With Monty assuming full time guiding duties in 2011, Greta went gracefully in to retirement. While she looked like she wanted to still go with us each morning, she just physically could not do it because of the onset of arthritis. It turned out that my vet was right, as the condition started making its presence known to us those last couple years of her guiding career. Still, Greta was pressed in to duty one more time late in the 2012 season after Monty sustained an injury that kept him out for a couple of weeks.
I remember that day well. I was with a good friend and client that coincidentally happens to be one of the best grouse shots I have seen, and we were hunting in New Hampshire. Rudy had already done some pretty heavy lifting as we hunted a large cover in the morning and a smaller cover in the afternoon - he had nothing left after that, so Greta was brought out for the final cover of the day, a tight area full of wild apple trees, mountain ash and high bush cranberries.
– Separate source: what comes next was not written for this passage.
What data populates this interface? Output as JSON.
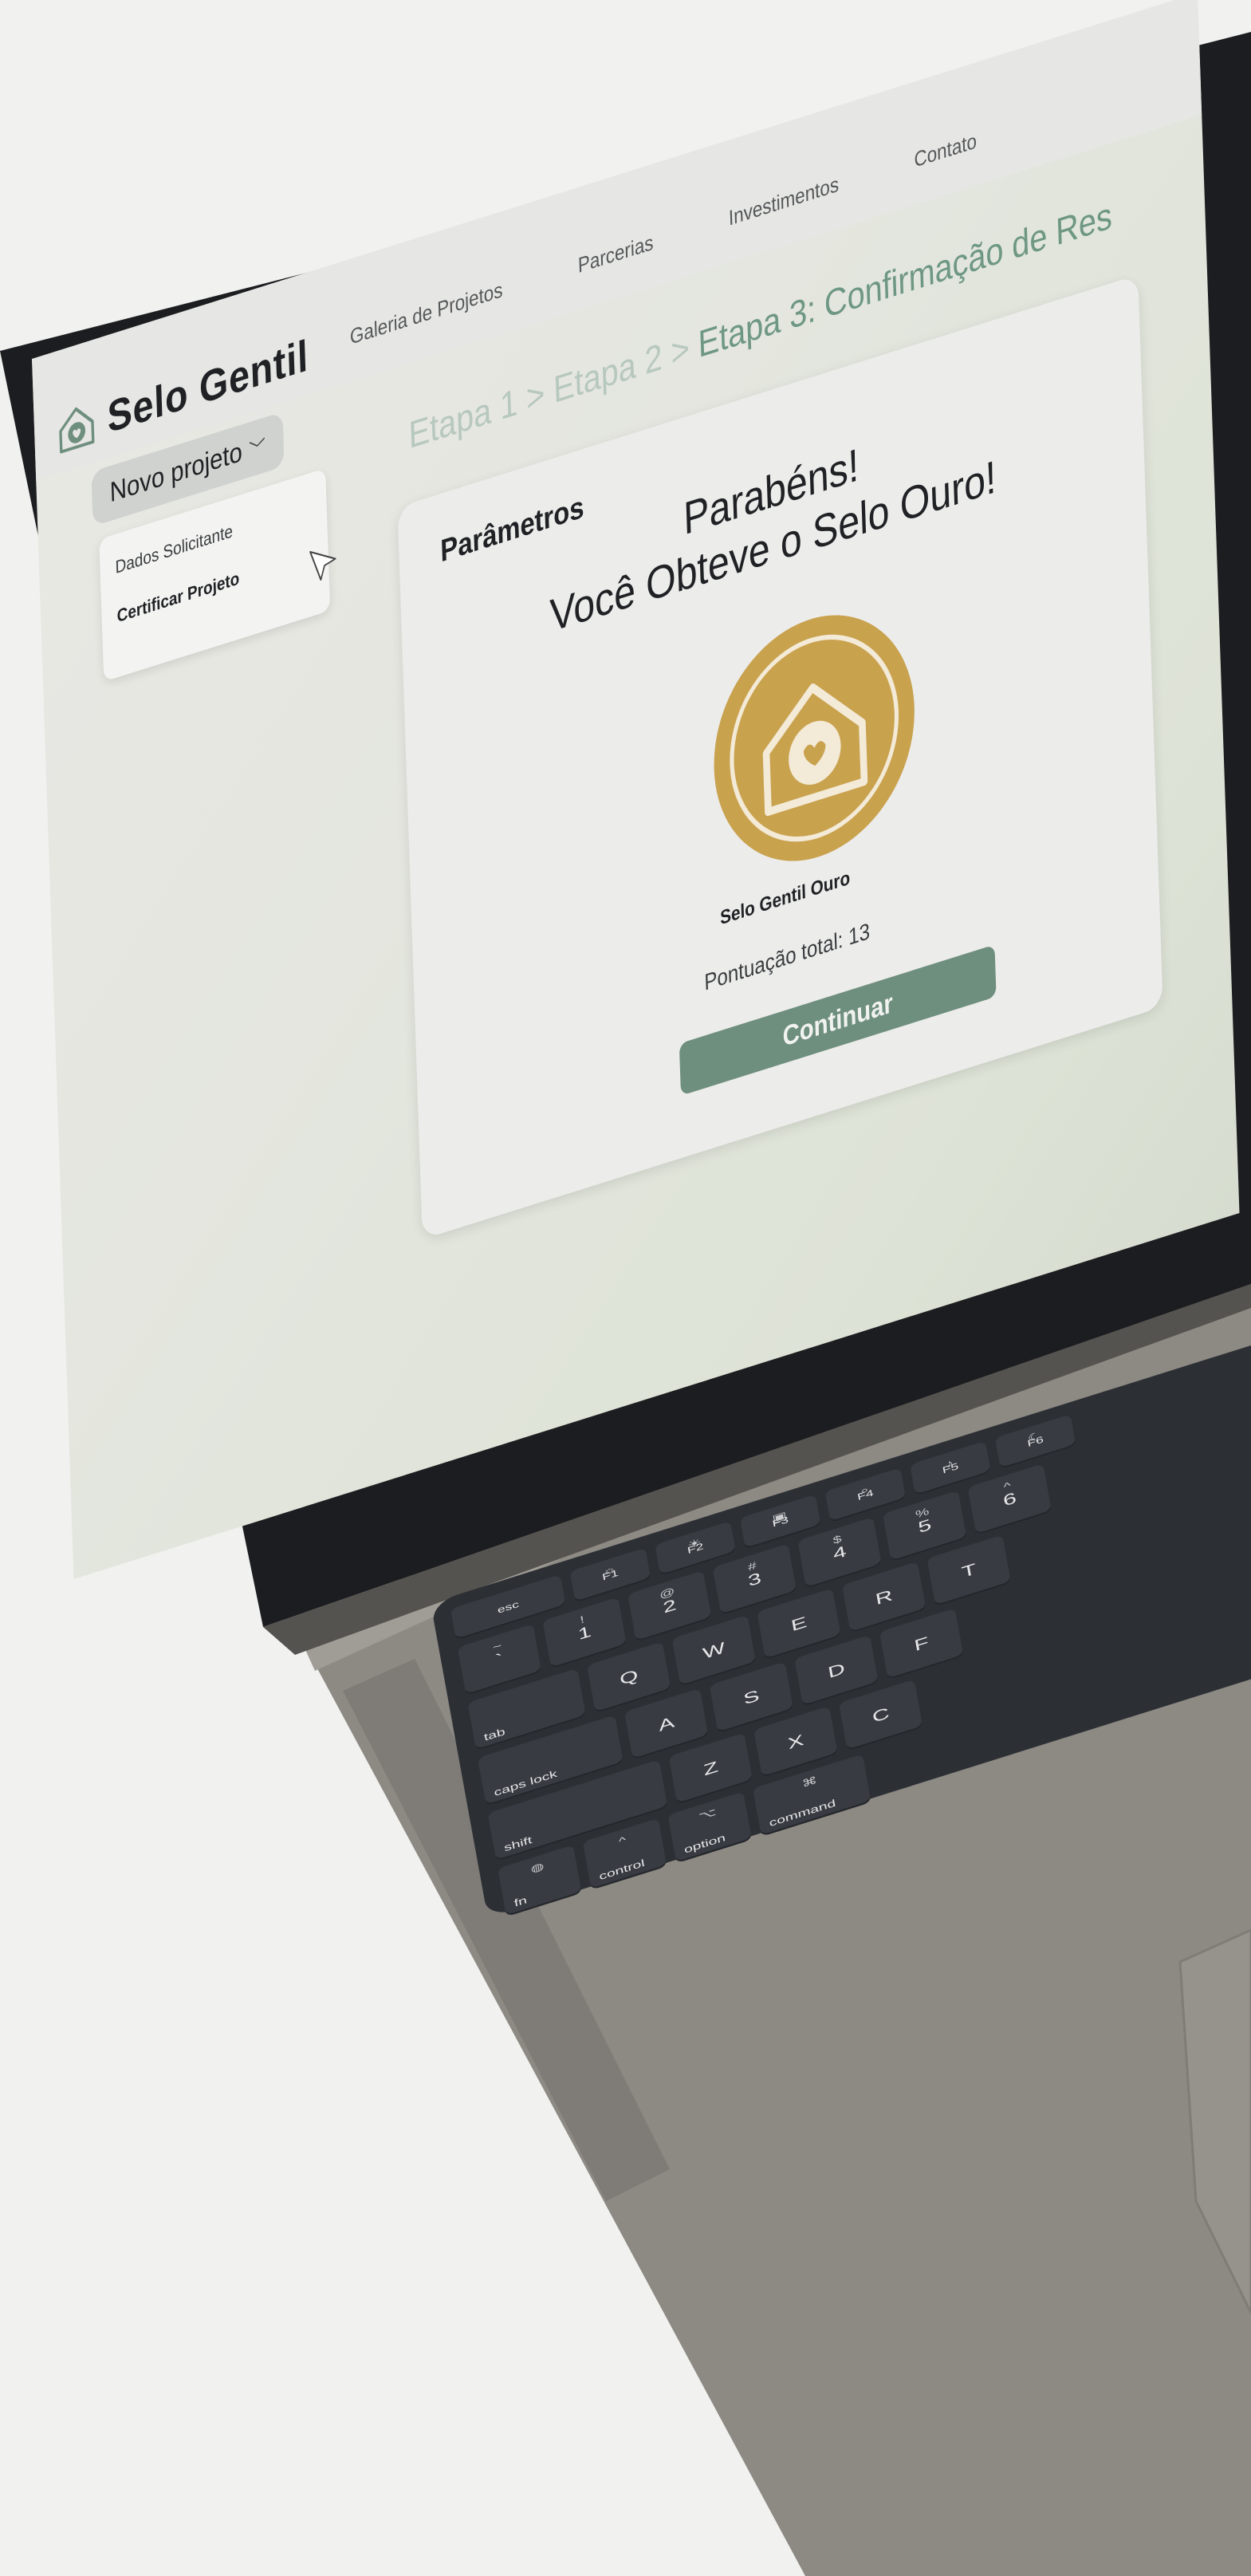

In merely 45 minutes, Greta moved 3 grouse, pointed another, and pointed a woodcock - we were understandably impressed with her effort off "the bench" and Paul shot one of the grouse. Retirement from guiding then began in earnest for her, but we managed to get out once or twice a season after that, just to see if she still had some of the old magic that she used to. Her legs may have been failing, but her nose certainly wasn't, and I always made sure that we hunted some local spots in Vermont where birds could be found quickly. Though they were short excursions, they were usually profitable - Greta waded through the cover the way an aging fisherman navigates a river. I wouldn't even put a bell on her, so we usually took the birds by surprise and she loved it when a grouse would fall from the sky.
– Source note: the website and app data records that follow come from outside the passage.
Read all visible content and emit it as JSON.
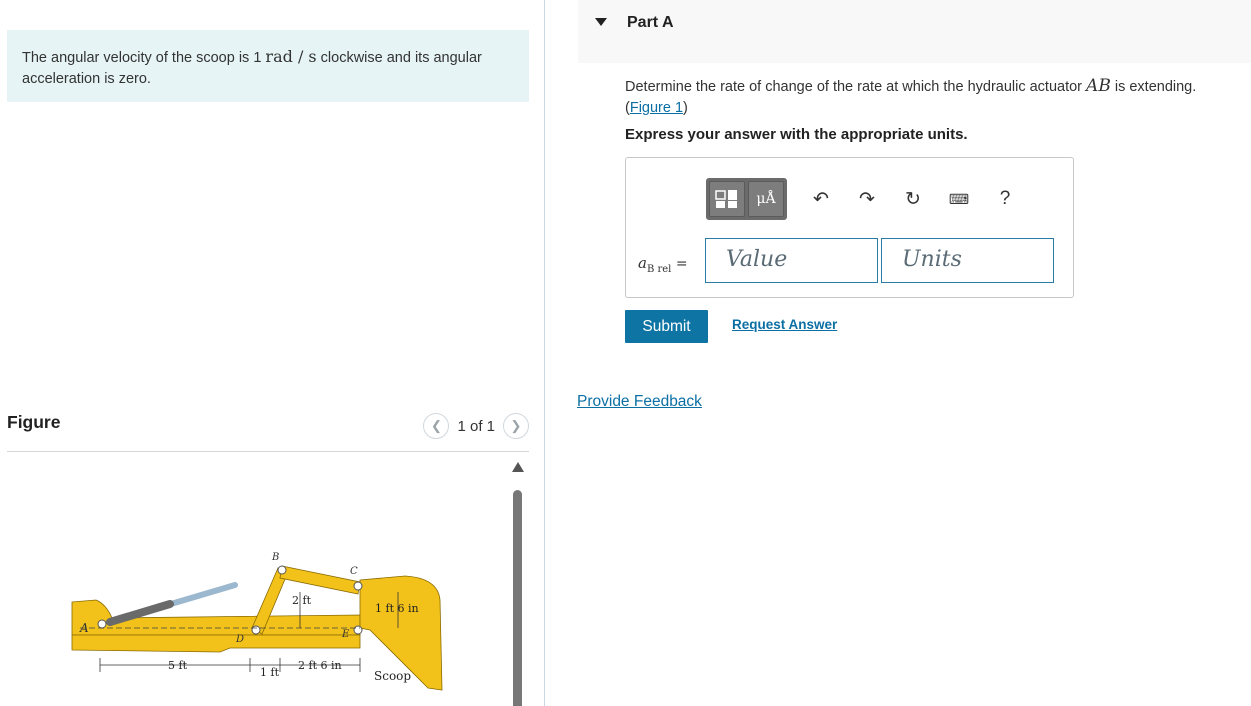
{
  "problem": {
    "text_before": "The angular velocity of the scoop is 1",
    "unit": "rad / s",
    "text_after": "clockwise and its angular acceleration is zero."
  },
  "figure": {
    "title": "Figure",
    "pager_text": "1 of 1",
    "labels": {
      "A": "A",
      "B": "B",
      "C": "C",
      "D": "D",
      "E": "E",
      "dim_2ft": "2 ft",
      "dim_1ft6in": "1 ft 6 in",
      "dim_5ft": "5 ft",
      "dim_1ft": "1 ft",
      "dim_2ft6in": "2 ft 6 in",
      "scoop": "Scoop"
    }
  },
  "part": {
    "title": "Part A",
    "question_before": "Determine the rate of change of the rate at which the hydraulic actuator",
    "question_var": "AB",
    "question_after": "is extending.",
    "figure_link": "Figure 1",
    "instruction": "Express your answer with the appropriate units."
  },
  "answer": {
    "label_var": "a",
    "label_sub": "B rel",
    "label_eq": "=",
    "value_placeholder": "Value",
    "units_placeholder": "Units"
  },
  "toolbar": {
    "templates_icon": "templates-icon",
    "units_button": "μÅ",
    "help": "?"
  },
  "actions": {
    "submit": "Submit",
    "request_answer": "Request Answer",
    "provide_feedback": "Provide Feedback"
  },
  "colors": {
    "accent": "#0e74a4",
    "problem_bg": "#e6f4f5",
    "scoop_yellow": "#f2c21b"
  }
}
Relaxing at home came to suit Greta just fine - the last couple of years, she would barely notice us packing up and leaving for a day in the woods. She was content to stay on the couch close to the fire most of the time, but there were a few times when she would get really animated each day. Feeding times twice a day were sure to get a spirited response out of Greta, and also whenever someone new came to our house. Her favorite person to ambush in to giving her a treat was my wife Karen, but friends and the UPS driver were also targets when they came to the door. Greta had everyone well trained in this regard.
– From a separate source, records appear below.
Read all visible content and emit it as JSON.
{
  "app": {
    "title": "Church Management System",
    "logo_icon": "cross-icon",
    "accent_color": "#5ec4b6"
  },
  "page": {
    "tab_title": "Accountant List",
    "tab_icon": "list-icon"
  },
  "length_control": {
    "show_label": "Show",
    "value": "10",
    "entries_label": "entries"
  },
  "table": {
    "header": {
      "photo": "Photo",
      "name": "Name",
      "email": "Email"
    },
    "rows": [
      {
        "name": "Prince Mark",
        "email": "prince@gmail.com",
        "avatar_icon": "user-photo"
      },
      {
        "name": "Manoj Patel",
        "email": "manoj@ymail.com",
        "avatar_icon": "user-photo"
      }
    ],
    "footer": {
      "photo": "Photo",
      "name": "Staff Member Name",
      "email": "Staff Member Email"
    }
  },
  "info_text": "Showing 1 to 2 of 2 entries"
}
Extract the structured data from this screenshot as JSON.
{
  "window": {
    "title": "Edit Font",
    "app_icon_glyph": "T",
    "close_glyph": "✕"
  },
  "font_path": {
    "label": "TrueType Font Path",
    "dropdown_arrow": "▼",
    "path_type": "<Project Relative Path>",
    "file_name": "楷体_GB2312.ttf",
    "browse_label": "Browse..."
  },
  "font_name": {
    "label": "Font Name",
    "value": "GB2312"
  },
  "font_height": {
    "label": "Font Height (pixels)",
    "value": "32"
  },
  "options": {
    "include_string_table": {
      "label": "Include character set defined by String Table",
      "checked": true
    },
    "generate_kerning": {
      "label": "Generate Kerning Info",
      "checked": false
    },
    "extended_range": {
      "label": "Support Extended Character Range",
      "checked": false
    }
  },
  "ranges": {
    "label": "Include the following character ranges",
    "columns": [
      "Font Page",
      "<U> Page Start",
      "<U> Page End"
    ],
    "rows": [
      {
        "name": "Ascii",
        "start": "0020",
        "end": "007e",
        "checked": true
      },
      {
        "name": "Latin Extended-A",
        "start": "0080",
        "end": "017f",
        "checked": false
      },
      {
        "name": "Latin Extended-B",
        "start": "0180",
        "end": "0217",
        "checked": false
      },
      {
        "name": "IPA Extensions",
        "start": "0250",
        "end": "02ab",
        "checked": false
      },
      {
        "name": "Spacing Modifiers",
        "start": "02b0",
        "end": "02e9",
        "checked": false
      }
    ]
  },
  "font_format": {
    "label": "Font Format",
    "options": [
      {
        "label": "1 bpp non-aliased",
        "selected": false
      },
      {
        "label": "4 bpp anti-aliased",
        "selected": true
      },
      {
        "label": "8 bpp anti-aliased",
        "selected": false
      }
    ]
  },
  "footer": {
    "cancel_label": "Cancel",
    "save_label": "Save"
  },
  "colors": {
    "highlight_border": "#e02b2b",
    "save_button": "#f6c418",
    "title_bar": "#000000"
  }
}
Her hackle would also get up when she had to occasionally set our newest pup Bode straight - again, another unwitting victim of Greta. Don't feel too bad for him, he probably had it coming.
Alas, the story of my first real experience with a bird dog had to end sometime, and Greta's story ended last Sunday, May 22. She suffered a stroke after greeting Karen and I when we returned to the house the night before, and we knew that her time might be up. Spending a sleepless night at her side and finding that her condition had worsened by morning forced us to end Greta's suffering and pain. The trip to the veterinary office that day was a long one, but Greta was able to relax in the back seat with her hunting partner and friend Rudy one last time. All at once it was beautiful and heartbreaking to watch these two friends share a final moment together.
Do we, as hunters, feel the passing of our bird dogs more acutely than other pet owners when their pets pass on? I'm not sure about that and it is rather presumptuous to think so. Greta was there during many changes and adventures in my life, along with becoming inextricably linked with our business (she really was a recognized face of Tall Timber). For me, her passing is a stark reminder of my own mortality and how many more hunting seasons I might have left, and consequently how many more bird dogs I might follow through the grouse woods in my lifetime.
We'll miss her dearly - she was a one of a kind, and she taught me more about dogs, birds, training and hunting than any book ever could.